◆ Exercise objective ◆
Filter the data for lines with the word "true" and copy those lines.

** Opening Task material block **

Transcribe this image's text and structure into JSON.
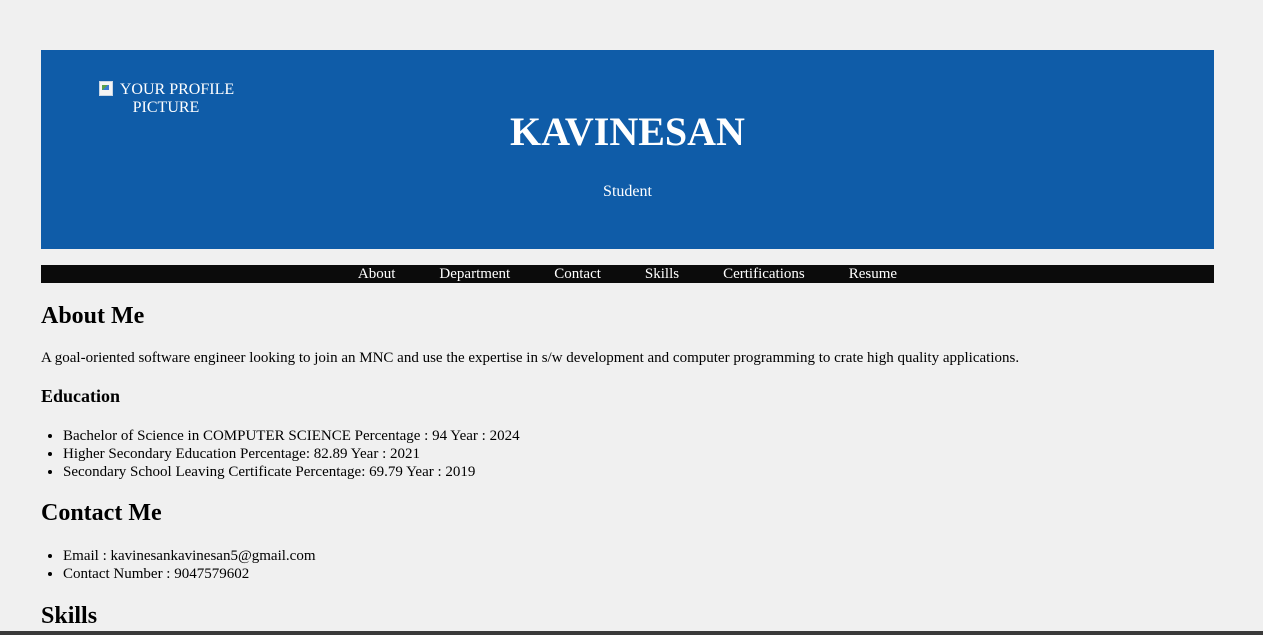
{
  "header": {
    "profile_alt": "YOUR PROFILE PICTURE",
    "name": "KAVINESAN",
    "role": "Student"
  },
  "nav": {
    "items": [
      "About",
      "Department",
      "Contact",
      "Skills",
      "Certifications",
      "Resume"
    ]
  },
  "about": {
    "title": "About Me",
    "text": "A goal-oriented software engineer looking to join an MNC and use the expertise in s/w development and computer programming to crate high quality applications."
  },
  "education": {
    "title": "Education",
    "items": [
      "Bachelor of Science in COMPUTER SCIENCE Percentage : 94 Year : 2024",
      "Higher Secondary Education Percentage: 82.89 Year : 2021",
      "Secondary School Leaving Certificate Percentage: 69.79 Year : 2019"
    ]
  },
  "contact": {
    "title": "Contact Me",
    "items": [
      "Email : kavinesankavinesan5@gmail.com",
      "Contact Number : 9047579602"
    ]
  },
  "skills": {
    "title": "Skills"
  },
  "colors": {
    "header_bg": "#0f5ca8",
    "nav_bg": "#0b0b0b",
    "page_bg": "#f0f0f0"
  }
}
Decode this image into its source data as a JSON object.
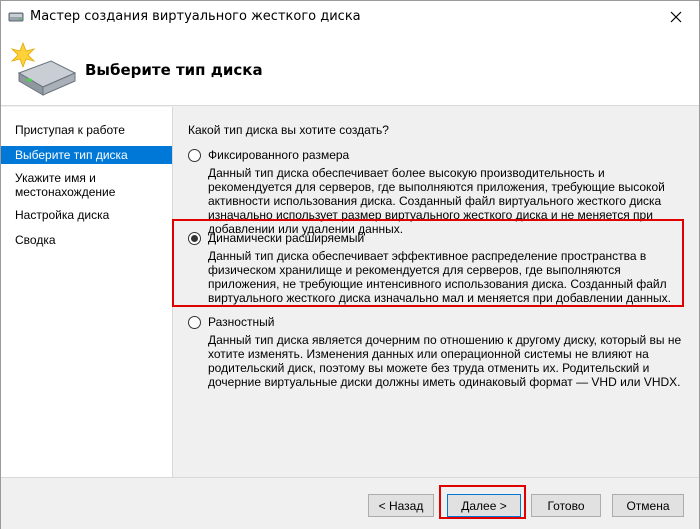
{
  "window": {
    "title": "Мастер создания виртуального жесткого диска"
  },
  "header": {
    "title": "Выберите тип диска"
  },
  "sidebar": {
    "items": [
      {
        "label": "Приступая к работе",
        "selected": false
      },
      {
        "label": "Выберите тип диска",
        "selected": true
      },
      {
        "label": "Укажите имя и местонахождение",
        "selected": false
      },
      {
        "label": "Настройка диска",
        "selected": false
      },
      {
        "label": "Сводка",
        "selected": false
      }
    ]
  },
  "main": {
    "question": "Какой тип диска вы хотите создать?",
    "options": [
      {
        "label": "Фиксированного размера",
        "checked": false,
        "description": "Данный тип диска обеспечивает более высокую производительность и рекомендуется для серверов, где выполняются приложения, требующие высокой активности использования диска. Созданный файл виртуального жесткого диска изначально использует размер виртуального жесткого диска и не меняется при добавлении или удалении данных."
      },
      {
        "label": "Динамически расширяемый",
        "checked": true,
        "description": "Данный тип диска обеспечивает эффективное распределение пространства в физическом хранилище и рекомендуется для серверов, где выполняются приложения, не требующие интенсивного использования диска. Созданный файл виртуального жесткого диска изначально мал и меняется при добавлении данных."
      },
      {
        "label": "Разностный",
        "checked": false,
        "description": "Данный тип диска является дочерним по отношению к другому диску, который вы не хотите изменять. Изменения данных или операционной системы не влияют на родительский диск, поэтому вы можете без труда отменить их. Родительский и дочерние виртуальные диски должны иметь одинаковый формат — VHD или VHDX."
      }
    ]
  },
  "footer": {
    "back_label": "< Назад",
    "next_label": "Далее >",
    "finish_label": "Готово",
    "cancel_label": "Отмена"
  },
  "colors": {
    "selection": "#0078d7",
    "annotation": "#e00000"
  }
}
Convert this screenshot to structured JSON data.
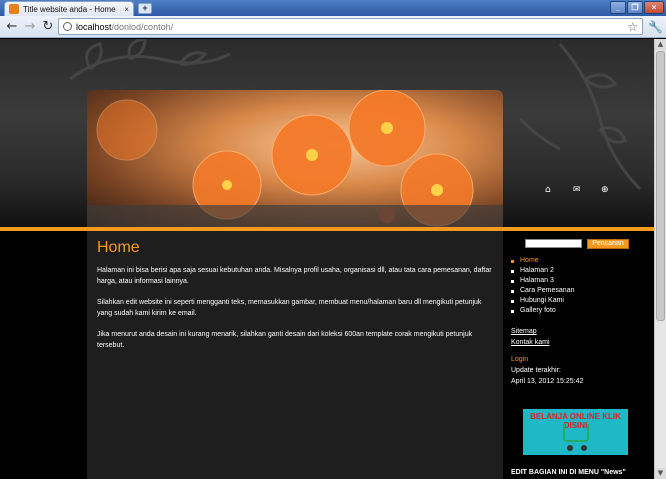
{
  "browser": {
    "tab_title": "Title website anda - Home",
    "tab_close": "×",
    "new_tab": "+",
    "win_min": "_",
    "win_max": "❐",
    "win_close": "×",
    "back": "←",
    "forward": "→",
    "reload": "↻",
    "url_host": "localhost",
    "url_path": "/donlod/contoh/",
    "star": "☆",
    "wrench": "🔧"
  },
  "header": {
    "icon_home": "⌂",
    "icon_mail": "✉",
    "icon_sitemap": "⊕"
  },
  "content": {
    "title": "Home",
    "paragraphs": [
      "Halaman ini bisa berisi apa saja sesuai kebutuhan anda. Misalnya profil usaha, organisasi dll, atau tata cara pemesanan, daftar harga, atau informasi lainnya.",
      "Silahkan edit website ini seperti mengganti teks, memasukkan gambar, membuat menu/halaman baru dll mengikuti petunjuk yang sudah kami kirim ke email.",
      "Jika menurut anda desain ini kurang menarik, silahkan ganti desain dari koleksi 600an template corak mengikuti petunjuk tersebut."
    ]
  },
  "sidebar": {
    "search_placeholder": "",
    "search_button": "Pencarian",
    "menu": [
      {
        "label": "Home",
        "active": true
      },
      {
        "label": "Halaman 2"
      },
      {
        "label": "Halaman 3"
      },
      {
        "label": "Cara Pemesanan"
      },
      {
        "label": "Hubungi Kami"
      },
      {
        "label": "Gallery foto"
      }
    ],
    "link_sitemap": "Sitemap",
    "link_kontak": "Kontak kami",
    "login_heading": "Login",
    "update_label": "Update terakhir:",
    "update_time": "April 13, 2012 15:25:42",
    "ad_text": "BELANJA ONLINE KLIK DISINI",
    "edit_note": "EDIT BAGIAN INI DI MENU \"News\" SETELAH LOGIN"
  }
}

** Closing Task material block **

◆ Response to this exercise ◆
        "selected": true
        "checked": true,
        "active": true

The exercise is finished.